Sellers said he learned more than medical information during the program, “We saw the importance of doctors in their community, like Dr. Brian Etheridge who exemplifies the role of a physician by serving on the New Mexico Pediatric Society to support legislation to help children, and sees all his patients receive books from Imagination Library of Grant County.”

Hailing from Abiquiu, NM, UNM pre-med student Bayardo said after her experience in Silver City she plans “to play a more active role in the community when I return home.”

The pre-med students also shadowed GRMC’s cardiologist Dr. Norman Ratliff III.

These rural medical training opportunities wouldn’t be possible without the investment by local medical providers serving as faculty to provide an innovating pipeline which educates the next generation of physicians.

“Our goal is to train the providers of the future and entice them to work in rural New Mexico,” said Dr. Helene B. Silverblatt, MD, UNM Executive Director of Area Health Education Center

The program has proven successful. UNM pre-med student Sellers had never visited the southwest corner of the state but he said, “It’s so beautiful here, the kind of place you could raise a family.”

Those are the sentiments that have local doctors invest their time to hear from the students.

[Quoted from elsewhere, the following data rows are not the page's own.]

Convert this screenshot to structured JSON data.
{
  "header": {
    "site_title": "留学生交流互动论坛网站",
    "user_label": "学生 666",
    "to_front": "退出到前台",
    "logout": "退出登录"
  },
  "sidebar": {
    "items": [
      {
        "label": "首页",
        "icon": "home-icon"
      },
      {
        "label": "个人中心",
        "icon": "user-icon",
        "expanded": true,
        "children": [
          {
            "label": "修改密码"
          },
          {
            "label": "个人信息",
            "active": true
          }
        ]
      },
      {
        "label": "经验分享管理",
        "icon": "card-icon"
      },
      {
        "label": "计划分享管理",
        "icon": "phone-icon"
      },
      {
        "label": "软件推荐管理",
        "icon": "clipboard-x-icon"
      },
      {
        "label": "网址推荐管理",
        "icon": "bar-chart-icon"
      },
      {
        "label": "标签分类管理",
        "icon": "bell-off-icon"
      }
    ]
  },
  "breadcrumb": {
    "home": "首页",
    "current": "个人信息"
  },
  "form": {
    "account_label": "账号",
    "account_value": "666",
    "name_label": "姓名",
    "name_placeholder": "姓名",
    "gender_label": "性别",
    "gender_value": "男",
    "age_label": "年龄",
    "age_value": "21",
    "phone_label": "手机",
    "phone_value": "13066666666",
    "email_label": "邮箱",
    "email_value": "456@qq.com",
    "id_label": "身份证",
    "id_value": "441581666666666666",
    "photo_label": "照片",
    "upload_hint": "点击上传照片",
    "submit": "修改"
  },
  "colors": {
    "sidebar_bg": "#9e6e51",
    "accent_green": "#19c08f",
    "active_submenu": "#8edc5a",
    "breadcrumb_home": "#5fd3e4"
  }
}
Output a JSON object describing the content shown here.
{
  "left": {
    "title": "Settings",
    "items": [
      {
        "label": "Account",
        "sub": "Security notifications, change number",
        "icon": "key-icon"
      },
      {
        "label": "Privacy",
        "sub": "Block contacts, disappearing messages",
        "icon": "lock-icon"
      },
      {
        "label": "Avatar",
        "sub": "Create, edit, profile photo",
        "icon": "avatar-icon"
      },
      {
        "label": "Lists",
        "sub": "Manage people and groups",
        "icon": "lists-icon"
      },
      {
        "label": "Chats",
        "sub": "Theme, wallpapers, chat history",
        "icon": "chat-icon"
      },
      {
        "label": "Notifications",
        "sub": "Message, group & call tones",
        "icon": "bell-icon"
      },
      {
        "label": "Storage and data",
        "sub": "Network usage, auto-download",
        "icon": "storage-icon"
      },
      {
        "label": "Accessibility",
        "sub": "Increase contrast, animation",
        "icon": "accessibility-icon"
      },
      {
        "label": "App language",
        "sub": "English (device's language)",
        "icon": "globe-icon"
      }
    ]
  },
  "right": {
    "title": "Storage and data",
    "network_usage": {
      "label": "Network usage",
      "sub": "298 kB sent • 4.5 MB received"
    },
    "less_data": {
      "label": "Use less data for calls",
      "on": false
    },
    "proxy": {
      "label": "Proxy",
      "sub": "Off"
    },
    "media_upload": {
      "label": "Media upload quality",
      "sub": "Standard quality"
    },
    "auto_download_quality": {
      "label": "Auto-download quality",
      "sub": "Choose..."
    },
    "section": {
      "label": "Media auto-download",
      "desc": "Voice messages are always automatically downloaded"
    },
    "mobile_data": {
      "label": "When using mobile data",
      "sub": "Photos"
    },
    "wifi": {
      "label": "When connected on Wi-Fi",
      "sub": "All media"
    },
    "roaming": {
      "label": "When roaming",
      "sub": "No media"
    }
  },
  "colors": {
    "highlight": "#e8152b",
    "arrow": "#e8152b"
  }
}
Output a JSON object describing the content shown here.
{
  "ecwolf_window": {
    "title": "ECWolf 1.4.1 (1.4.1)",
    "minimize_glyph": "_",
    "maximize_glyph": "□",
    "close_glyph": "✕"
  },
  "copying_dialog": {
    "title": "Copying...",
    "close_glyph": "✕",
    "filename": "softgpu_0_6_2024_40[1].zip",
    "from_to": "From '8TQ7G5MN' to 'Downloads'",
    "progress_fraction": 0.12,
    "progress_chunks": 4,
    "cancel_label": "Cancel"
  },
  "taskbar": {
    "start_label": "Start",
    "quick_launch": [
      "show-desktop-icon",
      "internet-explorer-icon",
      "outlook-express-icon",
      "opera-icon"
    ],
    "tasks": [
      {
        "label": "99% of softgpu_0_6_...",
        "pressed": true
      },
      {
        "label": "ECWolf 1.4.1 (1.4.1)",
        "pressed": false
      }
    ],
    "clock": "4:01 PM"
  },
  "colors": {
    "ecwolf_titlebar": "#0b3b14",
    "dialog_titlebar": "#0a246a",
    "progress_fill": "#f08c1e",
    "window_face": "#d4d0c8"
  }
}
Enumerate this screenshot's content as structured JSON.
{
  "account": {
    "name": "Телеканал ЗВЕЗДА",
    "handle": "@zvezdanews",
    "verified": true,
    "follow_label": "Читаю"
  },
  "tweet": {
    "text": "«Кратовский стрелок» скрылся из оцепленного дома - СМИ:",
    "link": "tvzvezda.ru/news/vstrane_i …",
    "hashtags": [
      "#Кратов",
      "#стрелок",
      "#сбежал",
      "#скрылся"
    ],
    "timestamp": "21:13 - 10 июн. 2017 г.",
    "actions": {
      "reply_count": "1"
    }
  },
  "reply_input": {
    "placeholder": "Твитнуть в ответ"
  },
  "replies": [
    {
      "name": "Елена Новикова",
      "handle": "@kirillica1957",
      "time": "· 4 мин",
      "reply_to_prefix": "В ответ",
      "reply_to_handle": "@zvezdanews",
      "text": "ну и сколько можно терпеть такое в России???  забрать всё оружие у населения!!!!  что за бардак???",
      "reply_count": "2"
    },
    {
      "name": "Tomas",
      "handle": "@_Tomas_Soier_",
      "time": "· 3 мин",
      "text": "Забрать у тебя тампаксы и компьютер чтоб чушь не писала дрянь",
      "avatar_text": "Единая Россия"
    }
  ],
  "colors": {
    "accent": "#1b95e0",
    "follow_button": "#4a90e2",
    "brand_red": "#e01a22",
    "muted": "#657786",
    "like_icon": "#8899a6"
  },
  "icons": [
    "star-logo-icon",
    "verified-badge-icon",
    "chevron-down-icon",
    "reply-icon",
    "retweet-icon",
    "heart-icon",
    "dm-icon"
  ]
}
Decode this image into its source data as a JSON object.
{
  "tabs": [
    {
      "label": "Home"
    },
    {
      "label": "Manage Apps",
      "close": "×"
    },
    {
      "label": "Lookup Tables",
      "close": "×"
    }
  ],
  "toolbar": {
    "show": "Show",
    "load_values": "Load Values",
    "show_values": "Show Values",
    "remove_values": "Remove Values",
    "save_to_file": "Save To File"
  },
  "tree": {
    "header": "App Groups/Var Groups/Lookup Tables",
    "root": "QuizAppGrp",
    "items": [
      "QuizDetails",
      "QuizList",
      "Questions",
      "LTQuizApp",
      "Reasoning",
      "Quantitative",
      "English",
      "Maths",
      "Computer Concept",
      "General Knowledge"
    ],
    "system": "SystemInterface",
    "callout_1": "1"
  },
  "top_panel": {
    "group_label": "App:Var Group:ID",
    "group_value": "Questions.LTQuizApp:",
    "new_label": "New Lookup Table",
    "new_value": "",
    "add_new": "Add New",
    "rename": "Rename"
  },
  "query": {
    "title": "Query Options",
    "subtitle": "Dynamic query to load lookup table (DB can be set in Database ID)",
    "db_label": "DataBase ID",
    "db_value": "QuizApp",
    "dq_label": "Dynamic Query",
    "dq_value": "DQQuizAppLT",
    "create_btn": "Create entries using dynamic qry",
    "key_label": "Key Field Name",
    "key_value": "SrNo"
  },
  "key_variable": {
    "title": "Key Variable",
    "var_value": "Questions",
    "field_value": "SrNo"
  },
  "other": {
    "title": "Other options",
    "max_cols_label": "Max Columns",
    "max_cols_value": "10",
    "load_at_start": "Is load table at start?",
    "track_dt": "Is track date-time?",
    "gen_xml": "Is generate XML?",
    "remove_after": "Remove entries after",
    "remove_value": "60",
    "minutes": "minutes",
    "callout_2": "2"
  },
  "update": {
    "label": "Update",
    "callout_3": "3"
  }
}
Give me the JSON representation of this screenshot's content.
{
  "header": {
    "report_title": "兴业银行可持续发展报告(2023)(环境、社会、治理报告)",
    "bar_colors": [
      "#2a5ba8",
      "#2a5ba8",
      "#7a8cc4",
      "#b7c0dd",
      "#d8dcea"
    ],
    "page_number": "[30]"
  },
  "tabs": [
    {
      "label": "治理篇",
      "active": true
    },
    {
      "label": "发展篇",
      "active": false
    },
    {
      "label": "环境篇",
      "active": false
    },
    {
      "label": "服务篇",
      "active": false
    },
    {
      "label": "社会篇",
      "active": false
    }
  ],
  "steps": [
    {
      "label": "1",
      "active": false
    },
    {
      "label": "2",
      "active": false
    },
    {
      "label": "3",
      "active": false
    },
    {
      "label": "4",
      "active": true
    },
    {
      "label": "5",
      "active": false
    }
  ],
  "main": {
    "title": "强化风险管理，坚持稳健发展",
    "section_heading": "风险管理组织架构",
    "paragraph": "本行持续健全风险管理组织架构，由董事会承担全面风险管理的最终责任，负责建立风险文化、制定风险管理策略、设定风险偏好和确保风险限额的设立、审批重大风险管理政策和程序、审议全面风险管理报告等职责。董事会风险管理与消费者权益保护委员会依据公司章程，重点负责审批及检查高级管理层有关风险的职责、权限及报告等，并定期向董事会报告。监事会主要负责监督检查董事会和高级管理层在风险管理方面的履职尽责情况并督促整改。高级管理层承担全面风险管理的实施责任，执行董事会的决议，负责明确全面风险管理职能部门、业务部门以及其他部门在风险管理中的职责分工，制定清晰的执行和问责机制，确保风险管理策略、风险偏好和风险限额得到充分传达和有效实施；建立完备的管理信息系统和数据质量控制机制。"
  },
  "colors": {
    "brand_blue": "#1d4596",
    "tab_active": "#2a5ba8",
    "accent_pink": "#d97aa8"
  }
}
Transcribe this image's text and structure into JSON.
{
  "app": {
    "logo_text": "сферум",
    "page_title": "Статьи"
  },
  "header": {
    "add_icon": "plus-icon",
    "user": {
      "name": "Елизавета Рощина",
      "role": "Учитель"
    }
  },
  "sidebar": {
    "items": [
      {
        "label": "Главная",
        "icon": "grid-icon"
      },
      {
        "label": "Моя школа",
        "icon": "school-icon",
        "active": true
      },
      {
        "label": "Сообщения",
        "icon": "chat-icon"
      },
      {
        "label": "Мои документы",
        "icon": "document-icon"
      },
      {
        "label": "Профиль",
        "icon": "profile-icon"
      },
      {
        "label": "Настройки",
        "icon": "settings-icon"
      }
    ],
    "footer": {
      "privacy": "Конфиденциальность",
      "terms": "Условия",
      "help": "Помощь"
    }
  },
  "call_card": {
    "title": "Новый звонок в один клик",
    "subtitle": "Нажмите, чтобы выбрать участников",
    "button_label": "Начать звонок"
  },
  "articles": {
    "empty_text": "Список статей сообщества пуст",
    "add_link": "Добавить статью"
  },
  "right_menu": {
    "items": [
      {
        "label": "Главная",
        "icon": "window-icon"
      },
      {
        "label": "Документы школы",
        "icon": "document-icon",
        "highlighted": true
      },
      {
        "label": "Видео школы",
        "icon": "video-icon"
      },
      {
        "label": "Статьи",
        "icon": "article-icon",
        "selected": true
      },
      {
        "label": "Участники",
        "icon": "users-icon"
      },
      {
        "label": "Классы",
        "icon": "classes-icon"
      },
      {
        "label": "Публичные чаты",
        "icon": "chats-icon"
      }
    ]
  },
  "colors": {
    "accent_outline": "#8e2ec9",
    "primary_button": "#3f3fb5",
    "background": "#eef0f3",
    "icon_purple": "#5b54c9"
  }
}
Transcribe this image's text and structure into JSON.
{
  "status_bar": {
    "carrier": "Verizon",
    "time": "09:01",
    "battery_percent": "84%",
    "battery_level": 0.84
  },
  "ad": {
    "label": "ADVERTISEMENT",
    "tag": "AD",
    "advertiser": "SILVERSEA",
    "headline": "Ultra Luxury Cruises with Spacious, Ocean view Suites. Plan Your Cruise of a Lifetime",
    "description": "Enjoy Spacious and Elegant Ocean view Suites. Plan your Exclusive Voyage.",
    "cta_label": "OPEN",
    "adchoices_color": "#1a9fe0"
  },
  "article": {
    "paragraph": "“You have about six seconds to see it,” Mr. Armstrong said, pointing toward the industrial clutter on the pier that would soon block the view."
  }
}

For more information on medical rotations and shadowing programs available contact Salgado at (575) 597-0030 or email: